Charlie Louvin: Just Between The Two Of Us
Marion Worth: He Thinks I Still Care
Willis Brothers: Blazin' Smoke Stacks
Roy Drusky: Strangers
The Browns: Everybody's Darling, Plus Mine/Then I'll Stop Loving You
Willie Nelson: Family Bible
Curly Fox: Alabama Jubilee
Charlie Louvin: Less & Less
Roy Drusky: Anymore

There were some really great Opry members on that night. Willie Nelson, Bobby Lord, Leroy Van Dyke and Sonny James among many others.

Here's to Norma Jean, who I hope is doing well and still making music. She had a great voice!!
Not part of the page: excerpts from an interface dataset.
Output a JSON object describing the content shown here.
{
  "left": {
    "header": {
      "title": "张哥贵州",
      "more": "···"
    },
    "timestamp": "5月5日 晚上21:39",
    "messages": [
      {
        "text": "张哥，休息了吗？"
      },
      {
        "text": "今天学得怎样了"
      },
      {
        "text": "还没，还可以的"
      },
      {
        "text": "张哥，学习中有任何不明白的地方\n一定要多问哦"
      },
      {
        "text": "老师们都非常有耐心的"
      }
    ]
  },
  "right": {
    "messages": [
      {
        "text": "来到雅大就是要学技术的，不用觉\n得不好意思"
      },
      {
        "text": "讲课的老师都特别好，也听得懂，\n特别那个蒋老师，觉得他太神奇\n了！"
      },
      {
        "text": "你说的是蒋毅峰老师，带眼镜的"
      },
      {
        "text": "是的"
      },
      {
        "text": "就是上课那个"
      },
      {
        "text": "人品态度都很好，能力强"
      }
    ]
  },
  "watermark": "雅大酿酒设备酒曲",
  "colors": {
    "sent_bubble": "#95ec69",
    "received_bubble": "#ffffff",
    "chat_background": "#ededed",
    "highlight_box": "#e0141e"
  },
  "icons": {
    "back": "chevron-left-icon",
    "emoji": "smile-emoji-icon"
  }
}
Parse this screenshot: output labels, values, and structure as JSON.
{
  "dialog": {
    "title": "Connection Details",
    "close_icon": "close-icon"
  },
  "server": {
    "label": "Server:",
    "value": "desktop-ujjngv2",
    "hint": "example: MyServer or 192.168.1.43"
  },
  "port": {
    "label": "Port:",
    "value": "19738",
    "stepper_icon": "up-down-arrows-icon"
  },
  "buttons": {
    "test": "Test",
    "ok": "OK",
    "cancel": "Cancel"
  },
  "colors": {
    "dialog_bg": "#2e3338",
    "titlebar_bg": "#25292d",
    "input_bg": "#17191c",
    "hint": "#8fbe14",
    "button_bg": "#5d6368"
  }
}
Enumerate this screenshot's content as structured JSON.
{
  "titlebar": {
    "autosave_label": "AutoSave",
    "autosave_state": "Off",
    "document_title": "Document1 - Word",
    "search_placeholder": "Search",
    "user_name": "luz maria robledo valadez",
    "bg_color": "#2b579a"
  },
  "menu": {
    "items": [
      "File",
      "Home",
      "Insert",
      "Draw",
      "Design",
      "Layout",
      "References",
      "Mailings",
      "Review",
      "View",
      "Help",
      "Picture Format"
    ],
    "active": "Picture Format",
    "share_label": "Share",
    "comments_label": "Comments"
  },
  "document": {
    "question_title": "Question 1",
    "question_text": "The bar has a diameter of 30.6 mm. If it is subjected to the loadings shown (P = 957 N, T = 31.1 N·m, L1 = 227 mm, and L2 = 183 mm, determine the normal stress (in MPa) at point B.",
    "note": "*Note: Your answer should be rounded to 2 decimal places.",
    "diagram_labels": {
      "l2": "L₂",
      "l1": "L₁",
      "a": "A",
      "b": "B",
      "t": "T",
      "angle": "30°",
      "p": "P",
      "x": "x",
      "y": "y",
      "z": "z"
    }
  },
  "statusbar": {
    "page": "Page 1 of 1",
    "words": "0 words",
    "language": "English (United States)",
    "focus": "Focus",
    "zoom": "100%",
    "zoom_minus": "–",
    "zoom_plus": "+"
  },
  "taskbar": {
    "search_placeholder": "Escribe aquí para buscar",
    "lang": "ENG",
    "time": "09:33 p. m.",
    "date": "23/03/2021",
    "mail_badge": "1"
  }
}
  1. Pretty Miss Norma Jean ... wow. And now I AM feeling old, even if, to give away my age, I was born just a couple of months after she became an Opry member!

  2. You aren't old, Michael.

    -- Fred, one who is creaking some

  3. I've been creaky for a long time!

    I was looking again at the program. The newest member before her, I believe, was Willie Nelson, and he got only one song on each segment, and neither segment was all that desirable--the first and last ones.

  4. Fred again:

    Willie's tenure on the Opry was short but surely spectacular. I was in Iowa in those days and enjoyed great reception of the Opry. Willie simply tore the crowds up with stuff like "One Day at a Time" and "I Just Can't Let You Say Goodbye." He had a couple of good albums out on RCA.

    He was also featured on E.T.'s TV show during this period and was the old cleancut Willie. Then he dropped out of my consciousness and off the charts (if he was ever on them), only to pop up on Atlantic a few years with that SHOTGUN WILLIE album. He was in Texas by then and on his hippie, outlaw way.

    Not sure what the trouble with Nashville was. He'd already had the "Hello Walls" success and should have been making a living off of that and other songwriting royalties.

  5. Fred, my impression was that Willie wasn't that good with money (insert IRS joke here) and had too good a time. That was true of some others, but they also had recording success. He didn't. His songs just didn't go, and I think part of the problem was that he didn't have the right singing voice for what Nashville was doing--either a honky-tonk twang or "Nashville sound." My mother always said she thought Willie was one of the best songwriters and guitar players ever born, but said, "I'd wish he'd get a haircut and keep his mouth shut!"